Peggy has spent much of her reading time lately dwelling on the natural world. Fungi, owls, the collected works of Diane Ackerman - she's been digging deep into nature writing. But the book that has affected her the most, and the one she has mentioned I need to pick up every time we talk, is Braiding Sweetgrass.
Today marks the release of a gorgeous new gift edition of Braiding Sweetgrass. Beautifully bound with a new cover featuring an engraving by Tony Drehfal, this edition includes a bookmark ribbon, a deckled edge, and five brilliantly colored illustrations by artist Nate Christopherson; this is a book you are going to want to gift - either to yourself or those you love. Here's what Peggy has to say about Braiding Sweetgrass:

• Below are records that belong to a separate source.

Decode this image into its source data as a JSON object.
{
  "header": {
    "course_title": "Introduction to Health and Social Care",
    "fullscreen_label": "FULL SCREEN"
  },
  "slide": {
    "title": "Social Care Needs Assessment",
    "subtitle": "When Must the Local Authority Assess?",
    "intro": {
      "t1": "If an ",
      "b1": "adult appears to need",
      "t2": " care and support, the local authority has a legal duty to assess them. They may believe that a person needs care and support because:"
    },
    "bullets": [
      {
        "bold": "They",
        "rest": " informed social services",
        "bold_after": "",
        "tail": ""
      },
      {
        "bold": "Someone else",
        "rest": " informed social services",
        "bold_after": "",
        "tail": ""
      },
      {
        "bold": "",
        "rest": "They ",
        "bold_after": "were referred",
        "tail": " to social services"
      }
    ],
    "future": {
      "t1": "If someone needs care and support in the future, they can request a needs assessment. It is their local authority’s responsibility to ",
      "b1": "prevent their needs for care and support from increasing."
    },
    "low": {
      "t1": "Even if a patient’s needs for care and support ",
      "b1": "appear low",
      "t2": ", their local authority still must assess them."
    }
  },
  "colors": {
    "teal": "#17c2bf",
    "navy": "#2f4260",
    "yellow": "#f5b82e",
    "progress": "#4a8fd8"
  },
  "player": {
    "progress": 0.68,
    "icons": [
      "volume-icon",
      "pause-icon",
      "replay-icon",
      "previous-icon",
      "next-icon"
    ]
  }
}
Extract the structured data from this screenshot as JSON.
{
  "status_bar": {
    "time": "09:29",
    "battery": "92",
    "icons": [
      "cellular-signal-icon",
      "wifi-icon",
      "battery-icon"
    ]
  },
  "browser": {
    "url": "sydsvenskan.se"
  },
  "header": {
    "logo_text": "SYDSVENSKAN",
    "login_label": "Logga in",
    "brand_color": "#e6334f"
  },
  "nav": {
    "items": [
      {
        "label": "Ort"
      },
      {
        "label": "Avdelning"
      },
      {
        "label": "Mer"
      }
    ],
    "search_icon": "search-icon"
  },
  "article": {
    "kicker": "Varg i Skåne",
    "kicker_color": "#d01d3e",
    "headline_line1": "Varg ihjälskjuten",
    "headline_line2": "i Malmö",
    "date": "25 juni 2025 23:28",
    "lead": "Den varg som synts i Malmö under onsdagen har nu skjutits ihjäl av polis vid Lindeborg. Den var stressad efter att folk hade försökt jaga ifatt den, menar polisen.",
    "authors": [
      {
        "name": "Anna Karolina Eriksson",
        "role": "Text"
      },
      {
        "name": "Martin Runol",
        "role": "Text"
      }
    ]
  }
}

Robin Wall Kimmerer opens this book of treasures with the creation story of Star Woman, a story which embodies every element of the indigenous wisdom that is woven throughout the rest of her celebration of our kindred world.
Sweetgrass (ah, how Kimmerer makes you want to smell and feel it!) is a sacred ceremonial plant, offering two gifts from Mother Earth, one spiritual and the other practical. Spiritual because the smell is a soothing medicine inducing a sense of remembrance and reverence; practical because its weaving makes beautiful baskets.

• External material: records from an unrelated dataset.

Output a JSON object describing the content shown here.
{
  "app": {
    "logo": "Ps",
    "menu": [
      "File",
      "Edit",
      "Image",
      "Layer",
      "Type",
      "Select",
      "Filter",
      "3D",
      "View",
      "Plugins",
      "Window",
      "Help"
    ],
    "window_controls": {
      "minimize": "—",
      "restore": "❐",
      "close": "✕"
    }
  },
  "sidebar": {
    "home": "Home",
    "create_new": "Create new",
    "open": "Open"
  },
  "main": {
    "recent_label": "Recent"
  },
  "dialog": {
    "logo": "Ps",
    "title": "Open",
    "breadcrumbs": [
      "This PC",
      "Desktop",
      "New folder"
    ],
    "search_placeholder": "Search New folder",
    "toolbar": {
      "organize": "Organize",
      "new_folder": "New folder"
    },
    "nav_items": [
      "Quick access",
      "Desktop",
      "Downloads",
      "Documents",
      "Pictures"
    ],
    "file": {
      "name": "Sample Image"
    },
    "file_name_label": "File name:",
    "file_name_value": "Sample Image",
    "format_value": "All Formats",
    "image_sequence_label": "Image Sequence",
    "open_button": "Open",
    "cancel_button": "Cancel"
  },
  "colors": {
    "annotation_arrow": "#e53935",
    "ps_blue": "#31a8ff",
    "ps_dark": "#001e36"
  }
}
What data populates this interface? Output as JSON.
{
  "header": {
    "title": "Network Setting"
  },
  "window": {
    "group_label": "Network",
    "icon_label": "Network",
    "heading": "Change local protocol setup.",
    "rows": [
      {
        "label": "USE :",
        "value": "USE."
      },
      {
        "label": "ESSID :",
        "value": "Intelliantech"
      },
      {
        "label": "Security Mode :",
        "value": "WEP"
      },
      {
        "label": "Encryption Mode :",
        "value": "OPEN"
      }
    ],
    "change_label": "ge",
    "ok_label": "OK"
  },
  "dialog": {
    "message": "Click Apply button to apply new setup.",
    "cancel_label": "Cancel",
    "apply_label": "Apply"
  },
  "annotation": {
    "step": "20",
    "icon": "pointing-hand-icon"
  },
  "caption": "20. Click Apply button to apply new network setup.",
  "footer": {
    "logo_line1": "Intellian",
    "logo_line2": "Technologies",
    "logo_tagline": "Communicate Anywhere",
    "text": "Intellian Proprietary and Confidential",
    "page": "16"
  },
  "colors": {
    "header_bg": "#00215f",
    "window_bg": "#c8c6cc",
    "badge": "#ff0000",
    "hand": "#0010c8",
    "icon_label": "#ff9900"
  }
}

Through her marriage of science and indigenous knowledge (not achieved without ongoing work), Kimmerer teaches her students and us the philosophy of the Honorable Harvest. Taking gifts from the “more-than-human world” creates a responsibility for reciprocity. What can we give back? What is enough? At the least, the gifts we humans can offer is gratitude, stewardship, and “a relationship of loving respect and mutual caregiving.”

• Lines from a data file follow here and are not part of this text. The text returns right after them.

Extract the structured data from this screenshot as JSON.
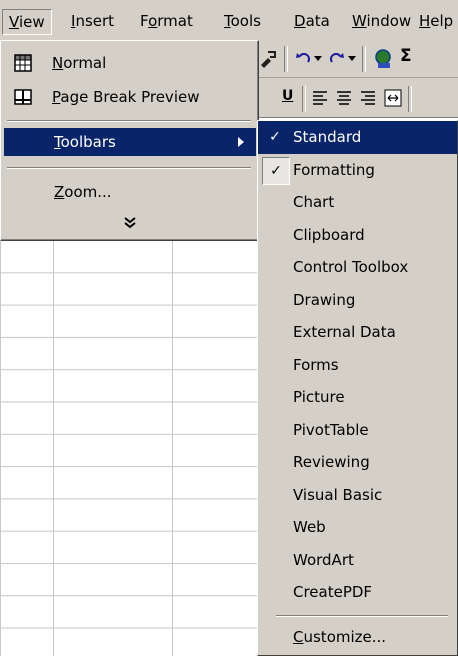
{
  "menubar": {
    "items": [
      {
        "label": "View"
      },
      {
        "label": "Insert"
      },
      {
        "label": "Format"
      },
      {
        "label": "Tools"
      },
      {
        "label": "Data"
      },
      {
        "label": "Window"
      },
      {
        "label": "Help"
      }
    ]
  },
  "view_menu": {
    "normal": "Normal",
    "page_break_preview": "Page Break Preview",
    "toolbars": "Toolbars",
    "zoom": "Zoom...",
    "expand_glyph": "»"
  },
  "toolbars_submenu": {
    "items": [
      {
        "label": "Standard",
        "checked": true
      },
      {
        "label": "Formatting",
        "checked": true
      },
      {
        "label": "Chart",
        "checked": false
      },
      {
        "label": "Clipboard",
        "checked": false
      },
      {
        "label": "Control Toolbox",
        "checked": false
      },
      {
        "label": "Drawing",
        "checked": false
      },
      {
        "label": "External Data",
        "checked": false
      },
      {
        "label": "Forms",
        "checked": false
      },
      {
        "label": "Picture",
        "checked": false
      },
      {
        "label": "PivotTable",
        "checked": false
      },
      {
        "label": "Reviewing",
        "checked": false
      },
      {
        "label": "Visual Basic",
        "checked": false
      },
      {
        "label": "Web",
        "checked": false
      },
      {
        "label": "WordArt",
        "checked": false
      },
      {
        "label": "CreatePDF",
        "checked": false
      }
    ],
    "customize": "Customize...",
    "check_glyph": "✓"
  },
  "colors": {
    "menu_face": "#d4d0c8",
    "highlight": "#0a246a",
    "highlight_text": "#ffffff",
    "grid_line": "#c8c8c8"
  },
  "icons": {
    "normal": "grid-view-icon",
    "page_break_preview": "page-break-preview-icon",
    "submenu": "triangle-right-icon",
    "expand": "double-chevron-down-icon"
  }
}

Kimmerer offers us a way to look back to our ancestral kinship with “other” lives and a way forward to respect and intimacy with our brother species.
During this period of unwanted isolation, Braiding Sweetgrass has given me solace and allowed me to renew my spirit through her gift. Now it is my responsibility to determine what I can give to one of my species, which now includes all living as well as non-living beings.
A New York Times Bestseller
A Washington Post Bestseller
A Los Angeles Times Bestseller
Named a "Best Essay Collection of the Decade" by Literary Hub
A Book Riot "Favorite Summer Read of 2020"
A Food Tank Fall 2020 Reading Recommendation